[[ INPUT open ]]
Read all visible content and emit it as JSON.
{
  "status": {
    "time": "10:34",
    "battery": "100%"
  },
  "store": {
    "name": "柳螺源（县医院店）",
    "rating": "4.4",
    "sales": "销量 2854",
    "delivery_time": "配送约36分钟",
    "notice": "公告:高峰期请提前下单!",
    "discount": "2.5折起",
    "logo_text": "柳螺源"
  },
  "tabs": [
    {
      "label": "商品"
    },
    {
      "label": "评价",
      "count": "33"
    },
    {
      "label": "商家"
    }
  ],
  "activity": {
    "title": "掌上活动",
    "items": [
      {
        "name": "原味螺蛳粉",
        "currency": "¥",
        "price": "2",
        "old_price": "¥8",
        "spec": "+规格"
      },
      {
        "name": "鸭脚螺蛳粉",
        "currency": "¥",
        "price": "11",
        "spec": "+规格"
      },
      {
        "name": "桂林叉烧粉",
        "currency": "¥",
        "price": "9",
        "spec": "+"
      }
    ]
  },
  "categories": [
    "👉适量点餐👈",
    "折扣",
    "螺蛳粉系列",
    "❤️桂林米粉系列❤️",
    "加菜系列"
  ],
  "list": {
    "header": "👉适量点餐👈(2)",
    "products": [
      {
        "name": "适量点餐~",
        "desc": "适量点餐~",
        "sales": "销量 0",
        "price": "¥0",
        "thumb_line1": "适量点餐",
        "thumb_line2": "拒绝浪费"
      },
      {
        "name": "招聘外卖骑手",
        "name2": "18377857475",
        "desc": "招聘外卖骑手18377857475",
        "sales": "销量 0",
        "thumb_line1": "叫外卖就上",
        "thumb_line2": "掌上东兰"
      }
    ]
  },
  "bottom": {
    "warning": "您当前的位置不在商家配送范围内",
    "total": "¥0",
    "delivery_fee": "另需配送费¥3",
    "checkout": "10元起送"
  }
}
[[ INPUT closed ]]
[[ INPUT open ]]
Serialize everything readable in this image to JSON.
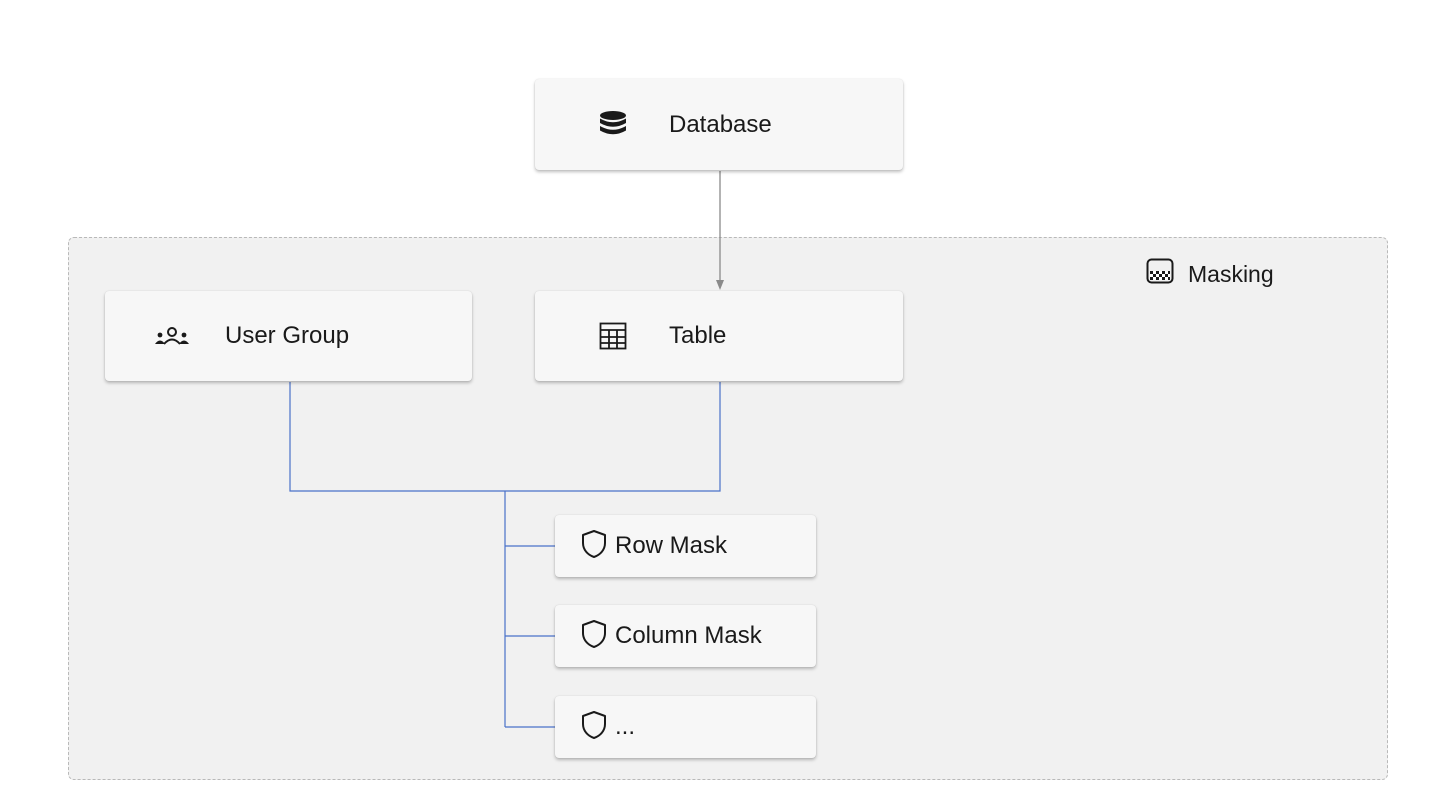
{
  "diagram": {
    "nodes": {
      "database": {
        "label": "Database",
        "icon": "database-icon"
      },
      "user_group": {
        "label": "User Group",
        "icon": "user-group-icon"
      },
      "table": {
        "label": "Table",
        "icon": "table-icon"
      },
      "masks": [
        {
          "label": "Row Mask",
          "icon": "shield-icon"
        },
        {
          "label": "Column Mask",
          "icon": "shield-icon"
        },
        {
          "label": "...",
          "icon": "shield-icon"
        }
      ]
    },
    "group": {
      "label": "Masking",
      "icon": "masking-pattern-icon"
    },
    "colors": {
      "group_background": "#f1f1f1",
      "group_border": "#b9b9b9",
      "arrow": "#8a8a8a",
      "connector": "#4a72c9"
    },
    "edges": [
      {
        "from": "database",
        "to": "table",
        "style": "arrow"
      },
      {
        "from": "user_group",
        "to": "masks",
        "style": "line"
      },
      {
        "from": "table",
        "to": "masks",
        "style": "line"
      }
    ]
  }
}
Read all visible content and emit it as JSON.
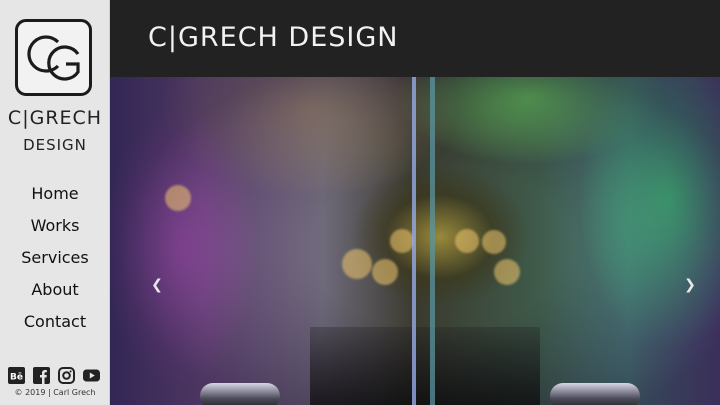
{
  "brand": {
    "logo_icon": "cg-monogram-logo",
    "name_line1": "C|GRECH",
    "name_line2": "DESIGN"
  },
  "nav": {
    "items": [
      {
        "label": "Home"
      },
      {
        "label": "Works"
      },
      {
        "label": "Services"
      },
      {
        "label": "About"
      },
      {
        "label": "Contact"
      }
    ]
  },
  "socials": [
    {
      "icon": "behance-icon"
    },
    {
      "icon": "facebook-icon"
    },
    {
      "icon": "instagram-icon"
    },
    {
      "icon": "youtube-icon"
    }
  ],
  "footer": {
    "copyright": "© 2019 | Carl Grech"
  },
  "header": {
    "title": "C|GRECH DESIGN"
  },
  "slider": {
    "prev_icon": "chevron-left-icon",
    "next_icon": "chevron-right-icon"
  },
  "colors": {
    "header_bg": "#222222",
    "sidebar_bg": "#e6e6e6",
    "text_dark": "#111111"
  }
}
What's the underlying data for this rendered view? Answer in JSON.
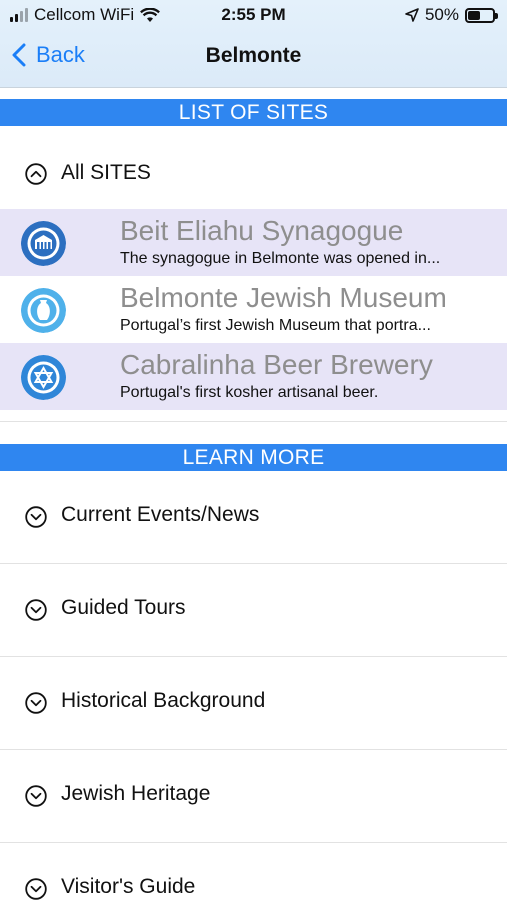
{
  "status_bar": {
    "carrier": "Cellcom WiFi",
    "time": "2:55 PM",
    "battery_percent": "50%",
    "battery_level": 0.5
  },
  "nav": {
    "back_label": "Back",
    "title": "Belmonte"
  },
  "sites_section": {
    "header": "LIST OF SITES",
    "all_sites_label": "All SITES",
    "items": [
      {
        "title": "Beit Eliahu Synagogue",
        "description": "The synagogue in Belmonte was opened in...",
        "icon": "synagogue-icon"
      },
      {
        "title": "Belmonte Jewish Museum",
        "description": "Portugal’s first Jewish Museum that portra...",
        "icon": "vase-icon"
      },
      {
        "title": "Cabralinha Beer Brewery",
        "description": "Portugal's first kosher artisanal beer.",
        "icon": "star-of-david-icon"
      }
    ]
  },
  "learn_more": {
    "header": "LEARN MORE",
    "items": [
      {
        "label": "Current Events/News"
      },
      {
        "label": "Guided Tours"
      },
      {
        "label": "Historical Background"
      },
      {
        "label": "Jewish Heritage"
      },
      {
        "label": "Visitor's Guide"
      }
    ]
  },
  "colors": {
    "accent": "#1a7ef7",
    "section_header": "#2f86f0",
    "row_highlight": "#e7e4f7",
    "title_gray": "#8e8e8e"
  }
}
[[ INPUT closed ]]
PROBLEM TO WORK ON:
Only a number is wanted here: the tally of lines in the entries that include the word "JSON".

THE ANSWER:
4